All of these events occur in the context of nucleosomal DNA, and we are investigating the role of nucleosomes during helicase loading. Our previous in vivo studies found that local nucleosome position is important for helicase loading, but the mechanistic role for this requirement remains unclear. We have modified the in vitro helicase-loading assay to use nucleosomal templates and are investigating the effects of this change on the reaction. We find that the DNA sequence requirements at the origin are substantially different in the presence of nucleosomes. Currently we are investigating whether these additional DNA requirements influence local nucleosome positioning or are required to recruit factors required for helicase loading in a nucleosomal context. In addition, we are addressing how local nucleosome positioning facilitates helicase loading.
Helicase Activation and Replisome Assembly

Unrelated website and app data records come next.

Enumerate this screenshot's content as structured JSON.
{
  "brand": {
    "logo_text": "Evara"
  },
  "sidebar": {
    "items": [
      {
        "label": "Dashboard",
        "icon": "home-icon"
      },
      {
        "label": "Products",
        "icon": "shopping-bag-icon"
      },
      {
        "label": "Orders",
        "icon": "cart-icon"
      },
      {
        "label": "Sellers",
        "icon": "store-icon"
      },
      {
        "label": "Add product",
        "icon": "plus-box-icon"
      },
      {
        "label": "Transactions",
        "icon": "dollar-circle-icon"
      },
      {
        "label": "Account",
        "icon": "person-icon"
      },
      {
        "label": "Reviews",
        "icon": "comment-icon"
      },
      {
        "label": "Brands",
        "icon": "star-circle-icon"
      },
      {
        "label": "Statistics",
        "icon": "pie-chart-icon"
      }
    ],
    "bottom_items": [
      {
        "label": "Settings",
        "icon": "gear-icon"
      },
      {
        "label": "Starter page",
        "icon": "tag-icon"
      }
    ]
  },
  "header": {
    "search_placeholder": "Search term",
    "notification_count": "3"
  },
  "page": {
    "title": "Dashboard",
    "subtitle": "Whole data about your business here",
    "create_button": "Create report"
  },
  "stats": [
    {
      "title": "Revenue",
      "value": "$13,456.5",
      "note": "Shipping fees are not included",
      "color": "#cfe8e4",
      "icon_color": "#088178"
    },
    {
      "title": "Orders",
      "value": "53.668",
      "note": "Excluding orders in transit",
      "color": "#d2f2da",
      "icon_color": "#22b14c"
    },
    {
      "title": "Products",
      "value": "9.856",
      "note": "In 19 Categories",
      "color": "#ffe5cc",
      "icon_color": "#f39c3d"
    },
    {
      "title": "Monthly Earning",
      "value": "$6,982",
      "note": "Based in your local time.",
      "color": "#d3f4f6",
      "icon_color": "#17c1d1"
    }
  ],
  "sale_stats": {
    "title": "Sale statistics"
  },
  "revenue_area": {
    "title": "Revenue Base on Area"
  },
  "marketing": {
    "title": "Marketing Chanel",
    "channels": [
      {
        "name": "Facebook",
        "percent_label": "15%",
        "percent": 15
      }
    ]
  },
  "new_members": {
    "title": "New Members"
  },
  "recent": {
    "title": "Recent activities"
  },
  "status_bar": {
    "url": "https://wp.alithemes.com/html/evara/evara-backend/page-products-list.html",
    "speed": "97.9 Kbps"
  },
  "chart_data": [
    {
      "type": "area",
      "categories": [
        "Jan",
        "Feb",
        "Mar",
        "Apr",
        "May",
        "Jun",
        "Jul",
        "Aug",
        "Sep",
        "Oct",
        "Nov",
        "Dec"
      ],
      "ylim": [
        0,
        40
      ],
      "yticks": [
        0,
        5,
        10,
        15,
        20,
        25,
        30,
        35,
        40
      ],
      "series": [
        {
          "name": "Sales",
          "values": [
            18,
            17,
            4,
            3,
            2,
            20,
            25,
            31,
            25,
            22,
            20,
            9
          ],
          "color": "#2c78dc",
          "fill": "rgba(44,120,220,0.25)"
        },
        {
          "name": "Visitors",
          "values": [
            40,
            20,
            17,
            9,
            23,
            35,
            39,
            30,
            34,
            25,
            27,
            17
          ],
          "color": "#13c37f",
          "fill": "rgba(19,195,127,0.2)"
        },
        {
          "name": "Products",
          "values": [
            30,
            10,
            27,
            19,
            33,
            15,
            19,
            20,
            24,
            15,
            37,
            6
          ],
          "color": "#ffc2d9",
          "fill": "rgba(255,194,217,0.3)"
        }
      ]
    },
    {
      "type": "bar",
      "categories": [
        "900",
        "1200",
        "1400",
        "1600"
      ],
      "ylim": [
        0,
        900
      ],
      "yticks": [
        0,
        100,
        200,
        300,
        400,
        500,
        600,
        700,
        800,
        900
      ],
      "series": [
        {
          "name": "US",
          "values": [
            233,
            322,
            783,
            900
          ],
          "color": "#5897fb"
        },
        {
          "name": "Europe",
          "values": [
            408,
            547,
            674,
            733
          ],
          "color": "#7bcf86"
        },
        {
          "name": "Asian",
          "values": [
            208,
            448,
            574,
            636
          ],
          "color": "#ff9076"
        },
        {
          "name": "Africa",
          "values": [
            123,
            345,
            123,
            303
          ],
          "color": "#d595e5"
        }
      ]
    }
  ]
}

Mcm2-7 complexes that are loaded onto the origin DNA during G1 are only activated upon entry into the S phase of the cell cycle. The essential S-phase kinase, Cdc7-Dbf4 (also called Dbf4-dependent kinase, or DDK), triggers a cascade of protein associations required for this activation. We are investigating the mechanisms that control the specificity of DDK action and the consequences of its phosphorylation. Through studies of DDK modification of in vitro assembled pre-RCs, we found that DDK preferentially binds to and phosphorylates a conformationally distinct population of Mcm2-7 complexes that have been loaded onto the origin DNA. Further studies found that this preference requires prior phosphorylation of Mcm4 and Mcm6 by a distinct, unknown kinase that preferentially targets only those complexes that are associated with the origin DNA. These findings provide insight into the mechanisms that target DDK to the origin-bound Mcm2-7 complexes that will drive replication fork movement and suggest new mechanisms to regulate origin activity. Using a combination of approaches, we have identified the sites targeted by both the priming kinase(s) and DDK and are investigating how these modifications modulate Mcm2-7 function and the kinase(s) responsible for the priming phosphorylation.
We are also exploring the events that occur downstream of kinase activation upon entry into S phase. To this end, we are developing assays for the events that occur at the origin after helicase loading, with the goal of developing an in vitro replication initiation assay that uses a defined origin of replication.
These studies are supported in part by the National Institutes of Health.
As of October 27, 2009